The Throne of Zog: Monarchy in Albania 1928-1939
Jason Tomes looks at the reign of King Zog.
Shortly before five o’clock on Saturday, September 1st, 1928, Europe gained a new kingdom and its only Muslim king: thirty-two year-old Zog I of Albania. Few foreign journalists were actually present in the Parliament House in Tirana to see him swear his oath on the Koran and the Bible, yet the birth of the Kingdom of Albania – a native monarchy, not an alien imposition – did attract a flicker of international attention. King Zog was a curiosity. So he has remained. Information about him was scarce enough even during his reign. Then the Albanian Communists, who governed from 1944 to 1991, minimised his place in history and shunned the rest of the world. For five decades, Albania was synonymous with hard-line Marxism-Leninism. Two visitations of the global media circus – in 1997 and 1999 – have latterly conveyed a picture of the disorder that has followed Communism. What about the Zogist monarchy that went before it?

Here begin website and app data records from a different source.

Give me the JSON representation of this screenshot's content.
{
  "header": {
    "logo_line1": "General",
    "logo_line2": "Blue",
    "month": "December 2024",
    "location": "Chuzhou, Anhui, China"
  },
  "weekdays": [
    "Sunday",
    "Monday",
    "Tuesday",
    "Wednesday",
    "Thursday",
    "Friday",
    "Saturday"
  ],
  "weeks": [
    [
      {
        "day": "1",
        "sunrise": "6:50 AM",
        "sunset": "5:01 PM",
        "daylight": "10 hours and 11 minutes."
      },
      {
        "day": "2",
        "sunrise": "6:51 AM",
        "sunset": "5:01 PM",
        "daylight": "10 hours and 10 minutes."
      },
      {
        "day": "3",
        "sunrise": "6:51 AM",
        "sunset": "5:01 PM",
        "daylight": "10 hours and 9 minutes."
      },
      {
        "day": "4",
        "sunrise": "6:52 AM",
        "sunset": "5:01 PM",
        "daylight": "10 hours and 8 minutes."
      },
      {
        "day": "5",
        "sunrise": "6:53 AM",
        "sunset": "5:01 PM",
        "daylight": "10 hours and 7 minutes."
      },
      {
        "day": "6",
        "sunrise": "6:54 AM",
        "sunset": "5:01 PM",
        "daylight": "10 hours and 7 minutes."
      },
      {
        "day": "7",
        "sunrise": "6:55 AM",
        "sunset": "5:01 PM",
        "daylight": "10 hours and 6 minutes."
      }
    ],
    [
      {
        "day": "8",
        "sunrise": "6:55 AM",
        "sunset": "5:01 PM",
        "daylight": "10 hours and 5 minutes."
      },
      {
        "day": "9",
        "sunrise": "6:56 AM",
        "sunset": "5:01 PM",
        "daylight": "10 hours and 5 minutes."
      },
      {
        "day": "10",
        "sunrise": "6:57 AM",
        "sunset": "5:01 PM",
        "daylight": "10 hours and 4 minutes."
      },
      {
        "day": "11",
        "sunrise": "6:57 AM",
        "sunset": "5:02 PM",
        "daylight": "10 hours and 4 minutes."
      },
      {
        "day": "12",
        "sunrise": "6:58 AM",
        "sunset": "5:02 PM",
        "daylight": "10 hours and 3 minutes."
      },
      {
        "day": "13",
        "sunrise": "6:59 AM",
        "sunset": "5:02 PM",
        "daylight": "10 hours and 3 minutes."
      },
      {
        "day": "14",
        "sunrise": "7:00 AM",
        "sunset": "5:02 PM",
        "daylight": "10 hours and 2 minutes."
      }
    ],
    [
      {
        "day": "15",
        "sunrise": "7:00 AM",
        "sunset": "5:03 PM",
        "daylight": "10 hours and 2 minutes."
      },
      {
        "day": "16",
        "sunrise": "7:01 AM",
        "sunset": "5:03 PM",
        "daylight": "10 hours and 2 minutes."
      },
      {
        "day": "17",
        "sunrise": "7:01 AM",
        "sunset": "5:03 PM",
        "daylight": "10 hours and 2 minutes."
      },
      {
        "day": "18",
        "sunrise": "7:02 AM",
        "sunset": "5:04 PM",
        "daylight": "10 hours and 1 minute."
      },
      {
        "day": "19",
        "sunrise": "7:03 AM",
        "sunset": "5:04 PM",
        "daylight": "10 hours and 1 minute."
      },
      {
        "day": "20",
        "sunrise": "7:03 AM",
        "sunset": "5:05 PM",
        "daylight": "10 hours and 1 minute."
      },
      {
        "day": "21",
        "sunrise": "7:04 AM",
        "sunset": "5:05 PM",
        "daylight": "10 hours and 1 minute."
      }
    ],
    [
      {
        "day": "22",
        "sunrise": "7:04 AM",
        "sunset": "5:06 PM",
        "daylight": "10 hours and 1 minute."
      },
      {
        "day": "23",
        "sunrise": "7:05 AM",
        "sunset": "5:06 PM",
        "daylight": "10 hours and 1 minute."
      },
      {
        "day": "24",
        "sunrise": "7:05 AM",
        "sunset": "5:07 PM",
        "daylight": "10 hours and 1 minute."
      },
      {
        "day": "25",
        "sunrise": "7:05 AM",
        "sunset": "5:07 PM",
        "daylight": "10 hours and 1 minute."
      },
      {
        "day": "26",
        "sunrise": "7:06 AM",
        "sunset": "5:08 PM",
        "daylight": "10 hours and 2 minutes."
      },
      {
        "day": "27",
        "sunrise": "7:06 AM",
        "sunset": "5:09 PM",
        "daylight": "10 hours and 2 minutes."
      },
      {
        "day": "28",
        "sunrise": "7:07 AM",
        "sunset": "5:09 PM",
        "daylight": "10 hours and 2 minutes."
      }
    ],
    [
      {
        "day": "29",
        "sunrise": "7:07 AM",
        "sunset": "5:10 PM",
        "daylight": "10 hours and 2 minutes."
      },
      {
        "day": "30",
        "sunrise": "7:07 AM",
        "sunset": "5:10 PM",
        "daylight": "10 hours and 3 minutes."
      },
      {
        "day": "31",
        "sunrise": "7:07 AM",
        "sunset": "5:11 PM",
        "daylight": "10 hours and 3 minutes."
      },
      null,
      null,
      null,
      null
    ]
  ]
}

The modern state of Albania came into being as a result of the Balkan Wars of 1912-13 after 500 years of Ottoman Turkish rule. The Great Powers recognised its independence yet drew its boundaries so tightly that half of all Albanians were outside them. A German princeling, Wilhelm of Wied, was chosen to be its ruler. He stayed a mere six months in a land so racked by revolt and subversion as to be widely reckoned ungovernable.